When we start to see real shifts in the world, whether it is a real change in human perception, say, the universe is expanding/or not, or something a little more close to home like the adoption of new mobile computing technologies, as human beings we naturally seek to understand underlying drivers. What is forcing this shift? Is it one or two things, or a ‘perfect storm’ of many factors coming together? How is this going to affect/benefit me, my career, and my organization?
Here I am going to outline five ‘forcing functions’ that seem to be the ‘biggies’ underlying the Big Shift in GRC from a static, point in time set of ill-aligned processes to a unified, near-real-time set of processes EMBEDDED in our business, information and infrastructure management systems. I’m very interested in your reaction to this – what other forcing functions are you seeing, and how would you prioritize these?
Forcing Function #1 Information Explosion. What is taking place in the world of information today and the impact this is having not only on the way we manage information but also on the way we think about scaling GRC, is probably the biggest driver, IMHO.
Study after study (see this great study on the Digital Universe) has said that if we look at this digital world, even with a slowdown, we're going to create 40X more information this year than last year and that as the economy rebounds, that percentage will further increase.
By 2011, the digital universe will be 10x the size it was in 2006. 70% of information is created by individuals, 95% of what they are creating is unstructured, and 85% of that will end up managed and secured and accessible through big large entities, whether it would be an external cloud, or internal cloud, or the hybrid of that, which EMC is calling the Private Cloud. à Your “digital shadow” is larger than the digital information you actively create about yourself.
All this information needs to be scrutinized and classified for its ‘GRC profile’ and then treated appropriately to ensure compliance with business and regulatory requirements. This process has to be automated; it’s just too big a challenge to attempt manually.
Forcing Function #2 Regulatory Avalanche. It’s hard to get really good numbers on this but all the evidence points to more and more regulation, on more and more aspects of what we do – from business practices, to information management to the delivery of IT products and services. Not only in the US, but globally. Managing the intricacies, dependencies and conflicts is a horrendous challenge for a large, globally entity. àYour organization’s “regulatory shadow” grows larger as the business expands into new markets.

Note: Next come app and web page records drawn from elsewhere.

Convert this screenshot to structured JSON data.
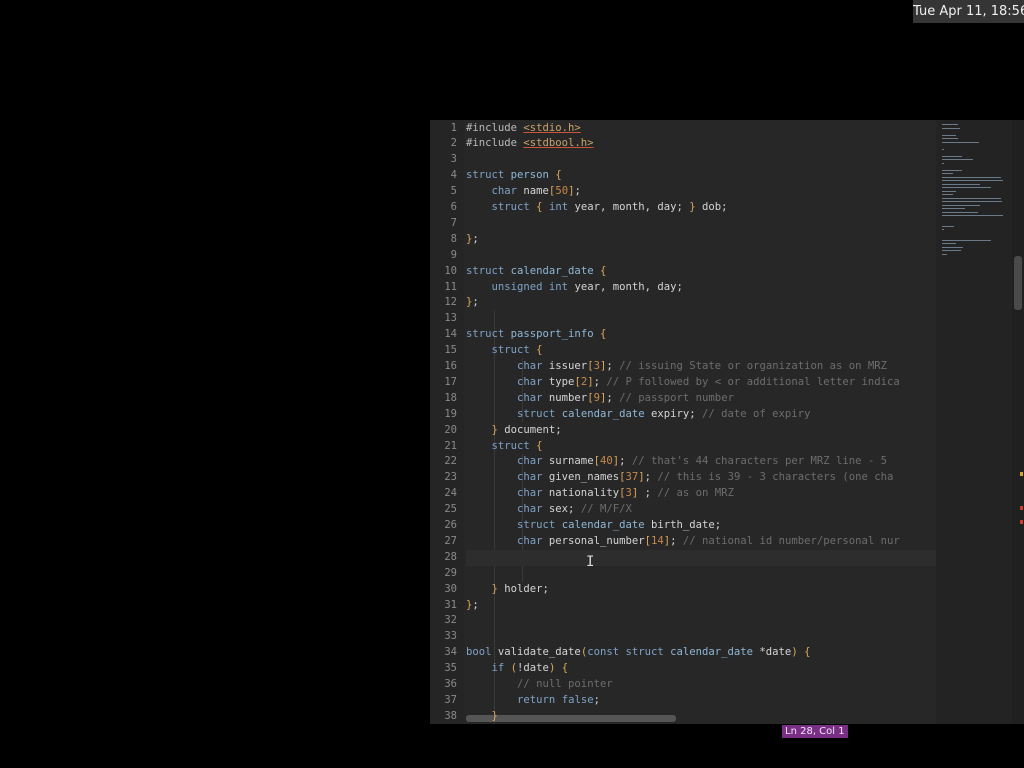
{
  "topbar": {
    "clock": "Tue Apr 11, 18:56"
  },
  "status": {
    "cursor_position": "Ln 28, Col 1"
  },
  "editor": {
    "current_line": 28,
    "lines": [
      {
        "n": "1",
        "t": [
          [
            "pp",
            "#include "
          ],
          [
            "inc",
            "<stdio.h>"
          ]
        ]
      },
      {
        "n": "2",
        "t": [
          [
            "pp",
            "#include "
          ],
          [
            "inc",
            "<stdbool.h>"
          ]
        ]
      },
      {
        "n": "3",
        "t": []
      },
      {
        "n": "4",
        "t": [
          [
            "kw",
            "struct "
          ],
          [
            "nm",
            "person "
          ],
          [
            "br",
            "{"
          ]
        ]
      },
      {
        "n": "5",
        "t": [
          [
            "bv",
            "    "
          ],
          [
            "ty",
            "char "
          ],
          [
            "bv",
            "name"
          ],
          [
            "br",
            "["
          ],
          [
            "num",
            "50"
          ],
          [
            "br",
            "]"
          ],
          [
            "bv",
            ";"
          ]
        ]
      },
      {
        "n": "6",
        "t": [
          [
            "bv",
            "    "
          ],
          [
            "kw",
            "struct "
          ],
          [
            "br",
            "{ "
          ],
          [
            "ty",
            "int "
          ],
          [
            "bv",
            "year, month, day; "
          ],
          [
            "br",
            "} "
          ],
          [
            "bv",
            "dob;"
          ]
        ]
      },
      {
        "n": "7",
        "t": []
      },
      {
        "n": "8",
        "t": [
          [
            "br",
            "}"
          ],
          [
            "bv",
            ";"
          ]
        ]
      },
      {
        "n": "9",
        "t": []
      },
      {
        "n": "10",
        "t": [
          [
            "kw",
            "struct "
          ],
          [
            "nm",
            "calendar_date "
          ],
          [
            "br",
            "{"
          ]
        ]
      },
      {
        "n": "11",
        "t": [
          [
            "bv",
            "    "
          ],
          [
            "ty",
            "unsigned int "
          ],
          [
            "bv",
            "year, month, day;"
          ]
        ]
      },
      {
        "n": "12",
        "t": [
          [
            "br",
            "}"
          ],
          [
            "bv",
            ";"
          ]
        ]
      },
      {
        "n": "13",
        "t": []
      },
      {
        "n": "14",
        "t": [
          [
            "kw",
            "struct "
          ],
          [
            "nm",
            "passport_info "
          ],
          [
            "br",
            "{"
          ]
        ]
      },
      {
        "n": "15",
        "t": [
          [
            "bv",
            "    "
          ],
          [
            "kw",
            "struct "
          ],
          [
            "br",
            "{"
          ]
        ]
      },
      {
        "n": "16",
        "t": [
          [
            "bv",
            "        "
          ],
          [
            "ty",
            "char "
          ],
          [
            "bv",
            "issuer"
          ],
          [
            "br",
            "["
          ],
          [
            "num",
            "3"
          ],
          [
            "br",
            "]"
          ],
          [
            "bv",
            "; "
          ],
          [
            "cm",
            "// issuing State or organization as on MRZ"
          ]
        ]
      },
      {
        "n": "17",
        "t": [
          [
            "bv",
            "        "
          ],
          [
            "ty",
            "char "
          ],
          [
            "bv",
            "type"
          ],
          [
            "br",
            "["
          ],
          [
            "num",
            "2"
          ],
          [
            "br",
            "]"
          ],
          [
            "bv",
            "; "
          ],
          [
            "cm",
            "// P followed by < or additional letter indica"
          ]
        ]
      },
      {
        "n": "18",
        "t": [
          [
            "bv",
            "        "
          ],
          [
            "ty",
            "char "
          ],
          [
            "bv",
            "number"
          ],
          [
            "br",
            "["
          ],
          [
            "num",
            "9"
          ],
          [
            "br",
            "]"
          ],
          [
            "bv",
            "; "
          ],
          [
            "cm",
            "// passport number"
          ]
        ]
      },
      {
        "n": "19",
        "t": [
          [
            "bv",
            "        "
          ],
          [
            "kw",
            "struct "
          ],
          [
            "nm",
            "calendar_date "
          ],
          [
            "bv",
            "expiry; "
          ],
          [
            "cm",
            "// date of expiry"
          ]
        ]
      },
      {
        "n": "20",
        "t": [
          [
            "bv",
            "    "
          ],
          [
            "br",
            "} "
          ],
          [
            "bv",
            "document;"
          ]
        ]
      },
      {
        "n": "21",
        "t": [
          [
            "bv",
            "    "
          ],
          [
            "kw",
            "struct "
          ],
          [
            "br",
            "{"
          ]
        ]
      },
      {
        "n": "22",
        "t": [
          [
            "bv",
            "        "
          ],
          [
            "ty",
            "char "
          ],
          [
            "bv",
            "surname"
          ],
          [
            "br",
            "["
          ],
          [
            "num",
            "40"
          ],
          [
            "br",
            "]"
          ],
          [
            "bv",
            "; "
          ],
          [
            "cm",
            "// that's 44 characters per MRZ line - 5"
          ]
        ]
      },
      {
        "n": "23",
        "t": [
          [
            "bv",
            "        "
          ],
          [
            "ty",
            "char "
          ],
          [
            "bv",
            "given_names"
          ],
          [
            "br",
            "["
          ],
          [
            "num",
            "37"
          ],
          [
            "br",
            "]"
          ],
          [
            "bv",
            "; "
          ],
          [
            "cm",
            "// this is 39 - 3 characters (one cha"
          ]
        ]
      },
      {
        "n": "24",
        "t": [
          [
            "bv",
            "        "
          ],
          [
            "ty",
            "char "
          ],
          [
            "bv",
            "nationality"
          ],
          [
            "br",
            "["
          ],
          [
            "num",
            "3"
          ],
          [
            "br",
            "]"
          ],
          [
            "bv",
            " ; "
          ],
          [
            "cm",
            "// as on MRZ"
          ]
        ]
      },
      {
        "n": "25",
        "t": [
          [
            "bv",
            "        "
          ],
          [
            "ty",
            "char "
          ],
          [
            "bv",
            "sex; "
          ],
          [
            "cm",
            "// M/F/X"
          ]
        ]
      },
      {
        "n": "26",
        "t": [
          [
            "bv",
            "        "
          ],
          [
            "kw",
            "struct "
          ],
          [
            "nm",
            "calendar_date "
          ],
          [
            "bv",
            "birth_date;"
          ]
        ]
      },
      {
        "n": "27",
        "t": [
          [
            "bv",
            "        "
          ],
          [
            "ty",
            "char "
          ],
          [
            "bv",
            "personal_number"
          ],
          [
            "br",
            "["
          ],
          [
            "num",
            "14"
          ],
          [
            "br",
            "]"
          ],
          [
            "bv",
            "; "
          ],
          [
            "cm",
            "// national id number/personal nur"
          ]
        ]
      },
      {
        "n": "28",
        "t": []
      },
      {
        "n": "29",
        "t": []
      },
      {
        "n": "30",
        "t": [
          [
            "bv",
            "    "
          ],
          [
            "br",
            "} "
          ],
          [
            "bv",
            "holder;"
          ]
        ]
      },
      {
        "n": "31",
        "t": [
          [
            "br",
            "}"
          ],
          [
            "bv",
            ";"
          ]
        ]
      },
      {
        "n": "32",
        "t": []
      },
      {
        "n": "33",
        "t": []
      },
      {
        "n": "34",
        "t": [
          [
            "ty",
            "bool "
          ],
          [
            "bv",
            "validate_date"
          ],
          [
            "br",
            "("
          ],
          [
            "kw",
            "const struct "
          ],
          [
            "nm",
            "calendar_date "
          ],
          [
            "bv",
            "*date"
          ],
          [
            "br",
            ") {"
          ]
        ]
      },
      {
        "n": "35",
        "t": [
          [
            "bv",
            "    "
          ],
          [
            "kw",
            "if "
          ],
          [
            "br",
            "("
          ],
          [
            "bv",
            "!date"
          ],
          [
            "br",
            ") {"
          ]
        ]
      },
      {
        "n": "36",
        "t": [
          [
            "bv",
            "        "
          ],
          [
            "cm",
            "// null pointer"
          ]
        ]
      },
      {
        "n": "37",
        "t": [
          [
            "bv",
            "        "
          ],
          [
            "kw",
            "return "
          ],
          [
            "kw",
            "false"
          ],
          [
            "bv",
            ";"
          ]
        ]
      },
      {
        "n": "38",
        "t": [
          [
            "bv",
            "    "
          ],
          [
            "br",
            "}"
          ]
        ]
      }
    ]
  },
  "colors": {
    "status_bg": "#7a2f86",
    "editor_bg": "#272727",
    "error_mark": "#d23a2a",
    "warning_mark": "#d9a22a"
  }
}
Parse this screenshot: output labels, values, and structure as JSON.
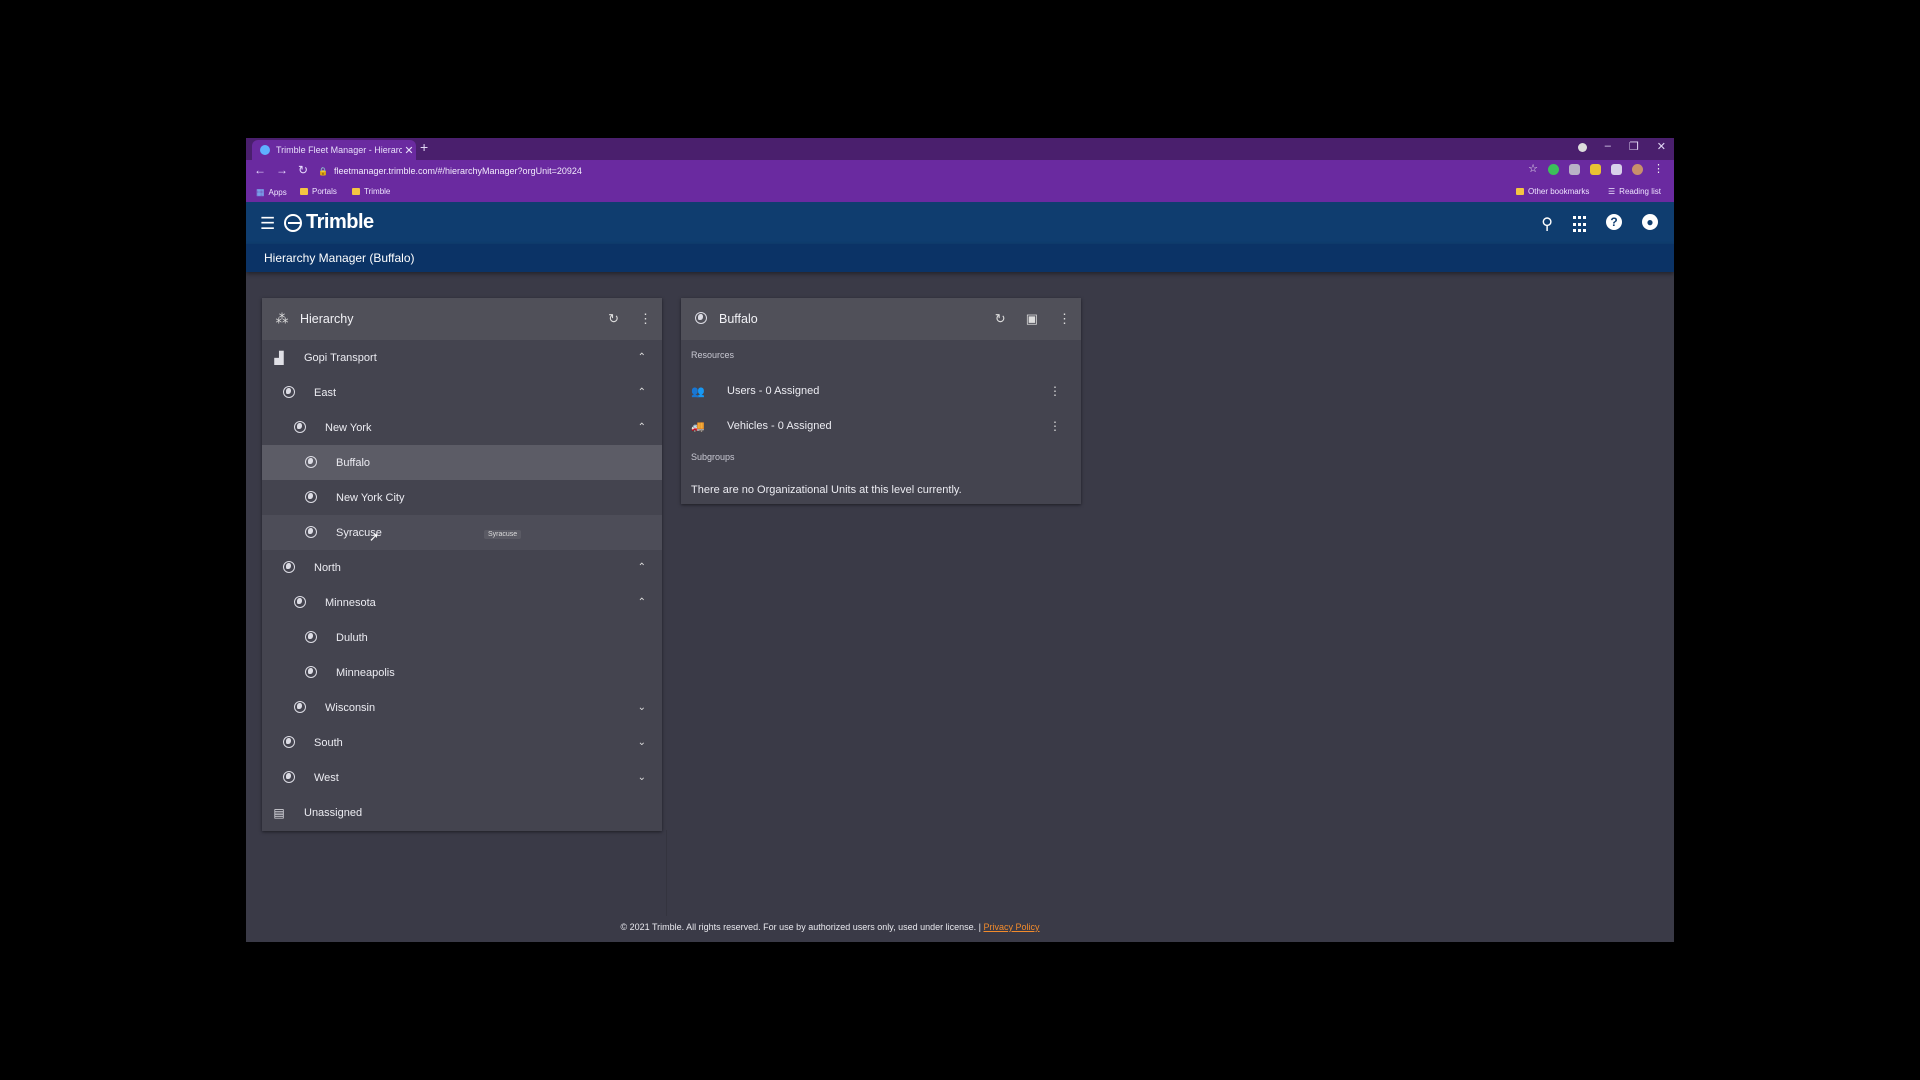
{
  "browser": {
    "tab_title": "Trimble Fleet Manager - Hierarc",
    "tab_close": "✕",
    "new_tab": "+",
    "url": "fleetmanager.trimble.com/#/hierarchyManager?orgUnit=20924",
    "bookmarks": [
      "Apps",
      "Portals",
      "Trimble"
    ],
    "other_bookmarks": "Other bookmarks",
    "reading_list": "Reading list",
    "colors": {
      "tab_strip": "#4a1f6d",
      "toolbar": "#6a2aa0"
    }
  },
  "app": {
    "brand": "Trimble",
    "page_title": "Hierarchy Manager (Buffalo)",
    "colors": {
      "appbar": "#0f3d6f",
      "subbar": "#0b3366",
      "background": "#3a3a47",
      "accent_link": "#f28b2c"
    }
  },
  "hierarchy": {
    "title": "Hierarchy",
    "items": [
      {
        "label": "Gopi Transport",
        "icon": "company-icon",
        "chevron": "up"
      },
      {
        "label": "East",
        "icon": "globe-icon",
        "chevron": "up"
      },
      {
        "label": "New York",
        "icon": "globe-icon",
        "chevron": "up"
      },
      {
        "label": "Buffalo",
        "icon": "globe-icon",
        "selected": true
      },
      {
        "label": "New York City",
        "icon": "globe-icon"
      },
      {
        "label": "Syracuse",
        "icon": "globe-icon",
        "hovered": true
      },
      {
        "label": "North",
        "icon": "globe-icon",
        "chevron": "up"
      },
      {
        "label": "Minnesota",
        "icon": "globe-icon",
        "chevron": "up"
      },
      {
        "label": "Duluth",
        "icon": "globe-icon"
      },
      {
        "label": "Minneapolis",
        "icon": "globe-icon"
      },
      {
        "label": "Wisconsin",
        "icon": "globe-icon",
        "chevron": "down"
      },
      {
        "label": "South",
        "icon": "globe-icon",
        "chevron": "down"
      },
      {
        "label": "West",
        "icon": "globe-icon",
        "chevron": "down"
      },
      {
        "label": "Unassigned",
        "icon": "unassigned-folder-icon"
      }
    ],
    "tooltip": "Syracuse"
  },
  "detail": {
    "title": "Buffalo",
    "resources_label": "Resources",
    "resources": [
      {
        "label": "Users - 0 Assigned",
        "icon": "users-icon"
      },
      {
        "label": "Vehicles - 0 Assigned",
        "icon": "truck-icon"
      }
    ],
    "subgroups_label": "Subgroups",
    "empty_message": "There are no Organizational Units at this level currently."
  },
  "footer": {
    "text": "© 2021 Trimble. All rights reserved. For use by authorized users only, used under license. |",
    "privacy_link": "Privacy Policy"
  }
}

Forcing Function #3 Demand for Near-real time Transparency. This is an interesting and maybe more subtle driver. Most organizations are relying more on more on key-whatever’s to manage their business. With the evolution of business intelligence, business activity and technology infrastructure monitoring systems, management is getting this transparency, even though in many ways it is still Swiss cheese. The basic point though is: Key Performance Indicators (KPI), which are used to answer the question: “Are we achieving our desired levels of performance?”, Key Risk Indicators (KRI) which are used to answer the question: “How is our risk profile changing and is it within our desired tolerance levels?” and Key Control Indicators (KCI) which are used to answer the question:”Are our organization’s internal controls effective? Are we ‘in control’?” are management’s first stop on the transparency quest. Key Risk Indicators (KRIs) are tightly related to Key Performance Indicators (KPIs). Instead of thinking of KPI measuring performance, think of a KPI as really just an indicator that the objective is at risk. They are really the same thing. See previous post on Dreaming Nirvana: Beyond Compliance into Risk Analysis.
à Your organization’s “Performance Scorecard” is converging with your GRC profile.
Forcing Function #4 Adoption of the Hyper-extended, Virtual Enterprise. This is a huge driver, fueled by the global economy and technologies where suppliers, partners and customers have deep and intimate ‘electronic reach’ into each other’s eco-systems. Not to mention 2.0 social media impacts. This adoption accelerates the scope and complexity of GRC. à Your organization’s potential for digital reach is exponentially expanding.
Forcing Function #5 Cloudburst of Virtualization.
Cloud infrastructures, which support elastic scalability and leverage virtualized resources, are increasingly provided as a service. (Here’s a good short interview on Cloud as a Service – CaaS). The good news is that cloud users need not have knowledge of, expertise in, or control over the technology infrastructure in the "cloud" that supports them. The bad news is that we need to ensure that cloud providers are focused concretely on GRC in the Cloud. Early indications are that cloud services potentially provide even greater opportunities for better governance, lower risk and better compliance (more about that in future posts). In the meantime, if you want to follow very interesting discussions on Private Clouds, check out EMC’s Chuck Hollis blog here. à By 2011, 50% of companies will be have their production environments virtualized.
So, what do YOU think? How are these forcing functions affecting you, even if you aren’t in a GRC-related role? And if you are, whether it is program management, information governance, risk, security, audit, compliance, performance management, human resources or legal - what else is driving you to stretch the boundaries of your world? How can you better leverage and prepare for the impacts of these shifts? Remember, the better educated you become, the better can respond as these shifts occur, and the better you can add critical value to your organization.